It’s not always easy to travel alone as a woman, but solo travel can be the most rewarding and fun experience you’ll ever have. Unfortunately, chances are that if you’re a female out in the world, you’ll eventually have to deal with street harassment. It doesn’t matter what you look like or what kind of outfit you choose, catcalls and other annoying behavior can happen to anyone, particularly in parts of the world with more archaic attitudes toward women.
Don’t let the prospect of street harassment deter you from travel. Here are some simple strategies you can use to deal with this annoying phenomenon.

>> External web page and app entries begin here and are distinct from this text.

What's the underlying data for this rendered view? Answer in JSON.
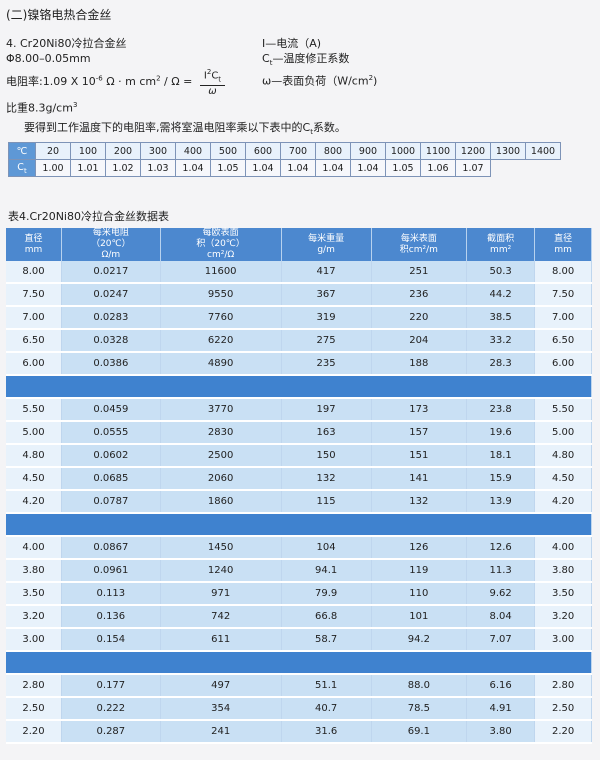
{
  "section_title": "(二)镍铬电热合金丝",
  "spec": {
    "grade": "4. Cr20Ni80冷拉合金丝",
    "diameter_range": "Φ8.00–0.05mm",
    "resistivity_prefix": "电阻率:1.09 X 10",
    "resistivity_exp": "-6",
    "resistivity_unit_a": " Ω · m  cm",
    "resistivity_unit_sup": "2",
    "resistivity_unit_b": " / Ω =",
    "formula_num_a": "I",
    "formula_num_sup": "2",
    "formula_num_b": "C",
    "formula_num_sub": "t",
    "formula_den": "ω",
    "density_prefix": "比重8.3g/cm",
    "density_exp": "3"
  },
  "legend": {
    "current": "I—电流（A)",
    "coef_prefix": "C",
    "coef_sub": "t",
    "coef_text": "—温度修正系数",
    "load_prefix": "ω—表面负荷（W/cm",
    "load_sup": "2",
    "load_suffix": ")"
  },
  "note": {
    "text_a": "要得到工作温度下的电阻率,需将室温电阻率乘以下表中的C",
    "text_sub": "t",
    "text_b": "系数。"
  },
  "ct_table": {
    "row_label_temp": "℃",
    "row_label_ct": "C",
    "row_label_ct_sub": "t",
    "temps": [
      "20",
      "100",
      "200",
      "300",
      "400",
      "500",
      "600",
      "700",
      "800",
      "900",
      "1000",
      "1100",
      "1200",
      "1300",
      "1400"
    ],
    "coefs": [
      "1.00",
      "1.01",
      "1.02",
      "1.03",
      "1.04",
      "1.05",
      "1.04",
      "1.04",
      "1.04",
      "1.04",
      "1.05",
      "1.06",
      "1.07",
      "",
      ""
    ]
  },
  "table_title": "表4.Cr20Ni80冷拉合金丝数据表",
  "data_table": {
    "headers": [
      {
        "l1": "直径",
        "l2": "mm",
        "l3": ""
      },
      {
        "l1": "每米电阻",
        "l2": "（20℃）",
        "l3": "Ω/m"
      },
      {
        "l1": "每欧表面",
        "l2": "积（20℃）",
        "l3": "cm²/Ω"
      },
      {
        "l1": "每米重量",
        "l2": "g/m",
        "l3": ""
      },
      {
        "l1": "每米表面",
        "l2": "积cm²/m",
        "l3": ""
      },
      {
        "l1": "截面积",
        "l2": "mm²",
        "l3": ""
      },
      {
        "l1": "直径",
        "l2": "mm",
        "l3": ""
      }
    ],
    "groups": [
      [
        [
          "8.00",
          "0.0217",
          "11600",
          "417",
          "251",
          "50.3",
          "8.00"
        ],
        [
          "7.50",
          "0.0247",
          "9550",
          "367",
          "236",
          "44.2",
          "7.50"
        ],
        [
          "7.00",
          "0.0283",
          "7760",
          "319",
          "220",
          "38.5",
          "7.00"
        ],
        [
          "6.50",
          "0.0328",
          "6220",
          "275",
          "204",
          "33.2",
          "6.50"
        ],
        [
          "6.00",
          "0.0386",
          "4890",
          "235",
          "188",
          "28.3",
          "6.00"
        ]
      ],
      [
        [
          "5.50",
          "0.0459",
          "3770",
          "197",
          "173",
          "23.8",
          "5.50"
        ],
        [
          "5.00",
          "0.0555",
          "2830",
          "163",
          "157",
          "19.6",
          "5.00"
        ],
        [
          "4.80",
          "0.0602",
          "2500",
          "150",
          "151",
          "18.1",
          "4.80"
        ],
        [
          "4.50",
          "0.0685",
          "2060",
          "132",
          "141",
          "15.9",
          "4.50"
        ],
        [
          "4.20",
          "0.0787",
          "1860",
          "115",
          "132",
          "13.9",
          "4.20"
        ]
      ],
      [
        [
          "4.00",
          "0.0867",
          "1450",
          "104",
          "126",
          "12.6",
          "4.00"
        ],
        [
          "3.80",
          "0.0961",
          "1240",
          "94.1",
          "119",
          "11.3",
          "3.80"
        ],
        [
          "3.50",
          "0.113",
          "971",
          "79.9",
          "110",
          "9.62",
          "3.50"
        ],
        [
          "3.20",
          "0.136",
          "742",
          "66.8",
          "101",
          "8.04",
          "3.20"
        ],
        [
          "3.00",
          "0.154",
          "611",
          "58.7",
          "94.2",
          "7.07",
          "3.00"
        ]
      ],
      [
        [
          "2.80",
          "0.177",
          "497",
          "51.1",
          "88.0",
          "6.16",
          "2.80"
        ],
        [
          "2.50",
          "0.222",
          "354",
          "40.7",
          "78.5",
          "4.91",
          "2.50"
        ],
        [
          "2.20",
          "0.287",
          "241",
          "31.6",
          "69.1",
          "3.80",
          "2.20"
        ]
      ]
    ]
  }
}
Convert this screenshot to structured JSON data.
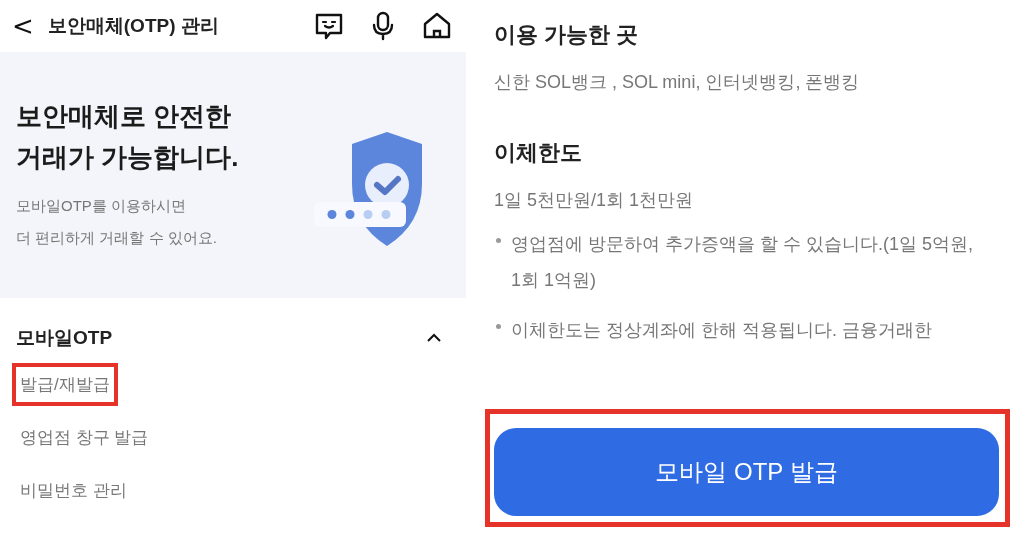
{
  "header": {
    "back": "<",
    "title": "보안매체(OTP) 관리"
  },
  "hero": {
    "title_lines": [
      "보안매체로 안전한",
      "거래가 가능합니다."
    ],
    "subtitle_lines": [
      "모바일OTP를 이용하시면",
      "더 편리하게 거래할 수 있어요."
    ]
  },
  "menu": {
    "title": "모바일OTP",
    "expanded": true,
    "items": [
      {
        "label": "발급/재발급",
        "highlighted": true
      },
      {
        "label": "영업점 창구 발급",
        "highlighted": false
      },
      {
        "label": "비밀번호 관리",
        "highlighted": false
      }
    ]
  },
  "details": [
    {
      "heading": "이용 가능한 곳",
      "lines": [
        "신한 SOL뱅크 , SOL mini, 인터넷뱅킹, 폰뱅킹"
      ]
    },
    {
      "heading": "이체한도",
      "lines": [
        "1일 5천만원/1회 1천만원"
      ],
      "bullets": [
        "영업점에 방문하여 추가증액을 할 수 있습니다.(1일 5억원, 1회 1억원)",
        "이체한도는 정상계좌에 한해 적용됩니다. 금융거래한"
      ]
    }
  ],
  "primary_button": {
    "label": "모바일 OTP 발급",
    "highlighted": true
  }
}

You’ll undoubtedly be surprised the first time it happens, but it helps to know ahead of time when you can expect to experience street harassment. Certain countries like Morocco, India and much of Latin America are known for more solicitous attitudes towards women walking alone. This doesn’t necessarily mean you shouldn’t travel to those places, just that you should do some research ahead of time so that you know what to expect. Find out ahead of time if there are certain neighborhoods to avoid or if you should take a taxi home at night rather than walk.

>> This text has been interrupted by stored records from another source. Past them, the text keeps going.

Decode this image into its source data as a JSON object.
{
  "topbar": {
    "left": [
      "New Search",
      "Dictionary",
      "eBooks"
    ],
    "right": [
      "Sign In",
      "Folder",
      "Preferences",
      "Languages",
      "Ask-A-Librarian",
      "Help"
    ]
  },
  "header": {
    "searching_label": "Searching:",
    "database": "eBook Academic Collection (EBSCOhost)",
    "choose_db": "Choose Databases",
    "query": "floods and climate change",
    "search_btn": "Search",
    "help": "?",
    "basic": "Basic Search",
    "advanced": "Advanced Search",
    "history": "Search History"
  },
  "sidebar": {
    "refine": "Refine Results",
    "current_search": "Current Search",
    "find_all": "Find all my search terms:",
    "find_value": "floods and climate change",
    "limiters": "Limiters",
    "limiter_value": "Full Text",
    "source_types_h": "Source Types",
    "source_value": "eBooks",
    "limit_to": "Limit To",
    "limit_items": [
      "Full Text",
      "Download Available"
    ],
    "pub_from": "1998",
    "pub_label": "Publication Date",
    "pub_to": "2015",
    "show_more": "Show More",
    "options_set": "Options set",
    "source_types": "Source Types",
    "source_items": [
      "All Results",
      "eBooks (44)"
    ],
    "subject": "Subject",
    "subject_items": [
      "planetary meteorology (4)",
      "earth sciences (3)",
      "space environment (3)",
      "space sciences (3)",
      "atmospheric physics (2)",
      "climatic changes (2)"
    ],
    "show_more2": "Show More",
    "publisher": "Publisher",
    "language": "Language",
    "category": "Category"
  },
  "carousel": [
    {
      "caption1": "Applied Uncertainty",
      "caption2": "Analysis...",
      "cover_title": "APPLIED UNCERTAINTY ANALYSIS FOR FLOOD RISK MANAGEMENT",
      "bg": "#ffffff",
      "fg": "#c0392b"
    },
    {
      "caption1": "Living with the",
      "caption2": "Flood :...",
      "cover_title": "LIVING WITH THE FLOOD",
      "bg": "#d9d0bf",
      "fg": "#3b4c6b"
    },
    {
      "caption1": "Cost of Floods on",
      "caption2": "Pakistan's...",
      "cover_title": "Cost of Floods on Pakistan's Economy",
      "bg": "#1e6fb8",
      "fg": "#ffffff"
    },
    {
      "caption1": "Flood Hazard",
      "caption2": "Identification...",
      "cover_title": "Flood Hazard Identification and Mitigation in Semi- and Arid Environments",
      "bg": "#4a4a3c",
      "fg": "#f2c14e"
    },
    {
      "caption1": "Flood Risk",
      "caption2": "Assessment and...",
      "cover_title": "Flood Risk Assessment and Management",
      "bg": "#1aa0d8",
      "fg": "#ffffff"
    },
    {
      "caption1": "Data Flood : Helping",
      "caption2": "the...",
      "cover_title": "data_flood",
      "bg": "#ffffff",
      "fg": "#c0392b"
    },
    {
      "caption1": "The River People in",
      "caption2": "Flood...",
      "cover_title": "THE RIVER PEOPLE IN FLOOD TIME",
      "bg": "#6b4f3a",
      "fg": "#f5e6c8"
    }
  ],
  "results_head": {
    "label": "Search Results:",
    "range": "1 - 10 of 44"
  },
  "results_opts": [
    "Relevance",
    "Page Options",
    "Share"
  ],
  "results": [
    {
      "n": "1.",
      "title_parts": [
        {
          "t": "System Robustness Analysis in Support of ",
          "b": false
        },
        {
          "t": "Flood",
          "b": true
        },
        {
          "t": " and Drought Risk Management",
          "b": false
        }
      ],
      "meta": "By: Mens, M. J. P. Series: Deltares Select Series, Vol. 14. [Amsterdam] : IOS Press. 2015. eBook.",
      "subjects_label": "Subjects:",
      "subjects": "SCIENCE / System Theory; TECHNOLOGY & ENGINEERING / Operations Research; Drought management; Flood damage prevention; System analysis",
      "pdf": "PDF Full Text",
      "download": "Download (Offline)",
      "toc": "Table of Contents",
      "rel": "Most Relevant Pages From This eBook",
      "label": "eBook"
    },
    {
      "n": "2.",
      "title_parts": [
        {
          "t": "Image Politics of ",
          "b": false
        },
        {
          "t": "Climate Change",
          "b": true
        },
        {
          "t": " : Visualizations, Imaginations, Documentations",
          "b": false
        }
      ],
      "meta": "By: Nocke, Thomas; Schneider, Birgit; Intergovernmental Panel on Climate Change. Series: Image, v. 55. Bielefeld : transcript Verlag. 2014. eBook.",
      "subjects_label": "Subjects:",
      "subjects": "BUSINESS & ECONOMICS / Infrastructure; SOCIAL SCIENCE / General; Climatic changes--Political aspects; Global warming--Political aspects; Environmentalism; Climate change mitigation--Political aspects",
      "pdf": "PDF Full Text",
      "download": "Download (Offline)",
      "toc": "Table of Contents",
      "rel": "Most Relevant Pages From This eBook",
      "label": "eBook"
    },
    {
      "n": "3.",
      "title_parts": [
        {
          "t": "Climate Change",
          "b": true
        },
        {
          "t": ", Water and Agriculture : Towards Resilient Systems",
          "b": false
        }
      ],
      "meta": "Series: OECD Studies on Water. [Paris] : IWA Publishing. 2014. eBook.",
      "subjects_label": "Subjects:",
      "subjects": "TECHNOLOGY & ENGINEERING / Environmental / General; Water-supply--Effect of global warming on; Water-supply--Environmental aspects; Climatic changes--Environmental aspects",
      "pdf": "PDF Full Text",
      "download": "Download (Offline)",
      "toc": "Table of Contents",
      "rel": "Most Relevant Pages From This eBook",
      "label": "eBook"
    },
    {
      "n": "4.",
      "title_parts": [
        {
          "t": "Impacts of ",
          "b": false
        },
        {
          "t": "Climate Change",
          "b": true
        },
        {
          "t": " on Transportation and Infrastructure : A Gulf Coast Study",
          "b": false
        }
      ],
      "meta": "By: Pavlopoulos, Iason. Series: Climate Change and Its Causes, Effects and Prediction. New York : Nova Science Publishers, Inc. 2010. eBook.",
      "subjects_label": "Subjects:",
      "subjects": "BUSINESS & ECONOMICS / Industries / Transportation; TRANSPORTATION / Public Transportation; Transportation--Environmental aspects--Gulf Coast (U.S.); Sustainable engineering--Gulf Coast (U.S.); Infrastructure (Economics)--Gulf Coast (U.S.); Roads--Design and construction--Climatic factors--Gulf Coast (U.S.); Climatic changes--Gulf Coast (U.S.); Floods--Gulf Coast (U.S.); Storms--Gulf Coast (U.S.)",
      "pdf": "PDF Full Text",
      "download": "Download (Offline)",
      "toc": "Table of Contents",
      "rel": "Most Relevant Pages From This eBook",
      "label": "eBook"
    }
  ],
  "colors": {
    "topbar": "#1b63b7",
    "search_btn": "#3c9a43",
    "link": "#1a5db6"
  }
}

It can be frustrating to come to terms with, but often times the best strategy for minimizing harassment is to simply ignore it. Men who catcall are looking for a reaction—even negative ones give them more attention and incentive to continue their behavior. Instead, just ignore the comments and keep your head held high.

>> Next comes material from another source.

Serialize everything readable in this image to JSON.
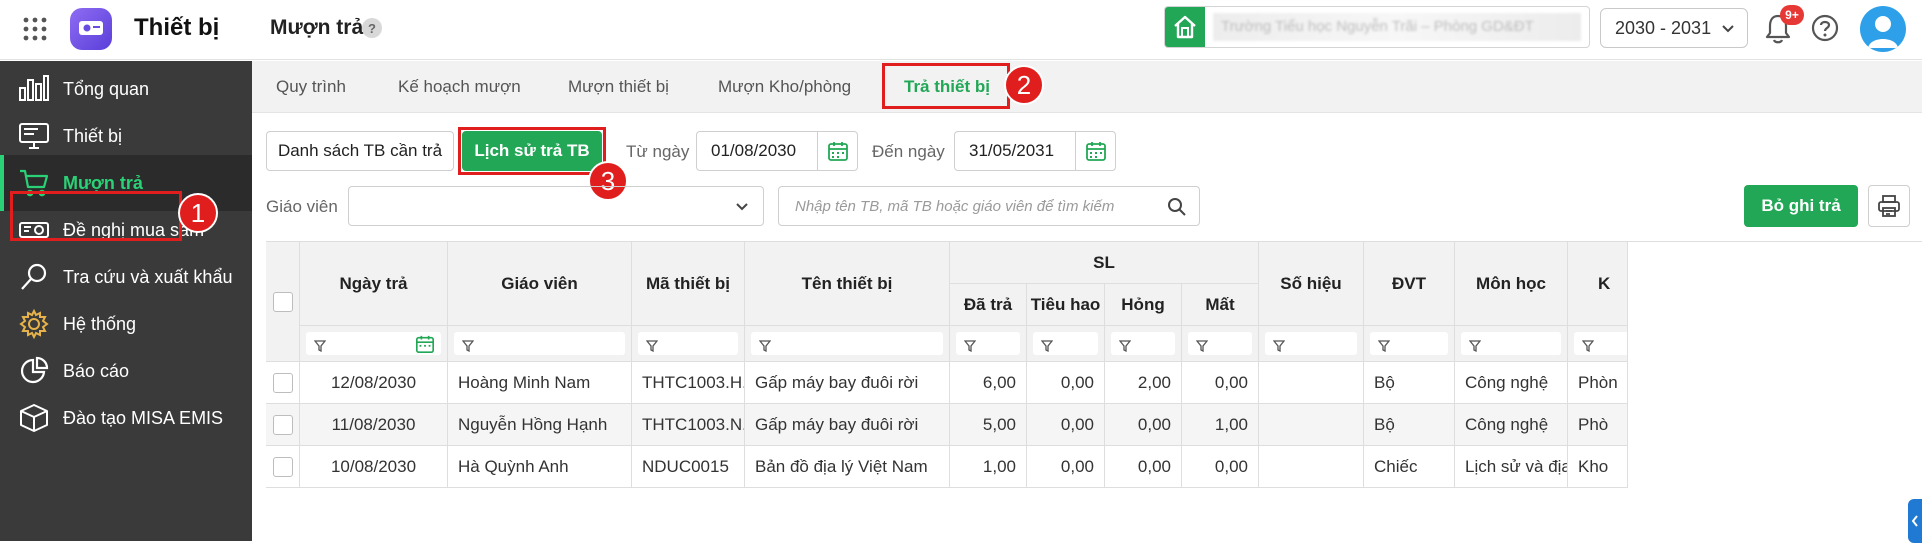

Definitely resist the urge to get confrontational, as that may escalate the situation.
Don’t be Polite (Learn to Say No)
On the flip side, it’s important to learn how to shut down unwanted attention not just with body language but verbally as well. Oftentimes in Western cultures, women are taught to be polite even when we feel uncomfortable in a situation. If someone is pestering you for attention, for your phone number or for anything else, it’s perfectly alright to shut them down with a simple no and to walk away if they won’t take no for an answer. Don’t feel obligated to continue a conversation with anyone who makes you uncomfortable. It’s not rude—it’s perfectly appropriate.
Trust Your Gut
Only you can feel out the difference between a simple annoyance and an actual threat. Sometimes, the difference is so subtle that you can’t pick out exactly why you feel uneasy, but listen to your gut feeling nonetheless. If you ever feel truly unsafe, remove yourself from the situation as soon as possible.
If you need to get away from someone on the street, the easiest thing to do is to walk inside a hotel or store. You can also try flagging down a policeman or local woman for help.
Try Not To Be Discouraged
Reading about these situations ahead of time can be extremely overwhelming. It’s important to recognize that street harassment is an issue all over the world but that for the most part, it’s far more annoying than dangerous. Trust yourself, know your surroundings and you too can walk down the street without fear.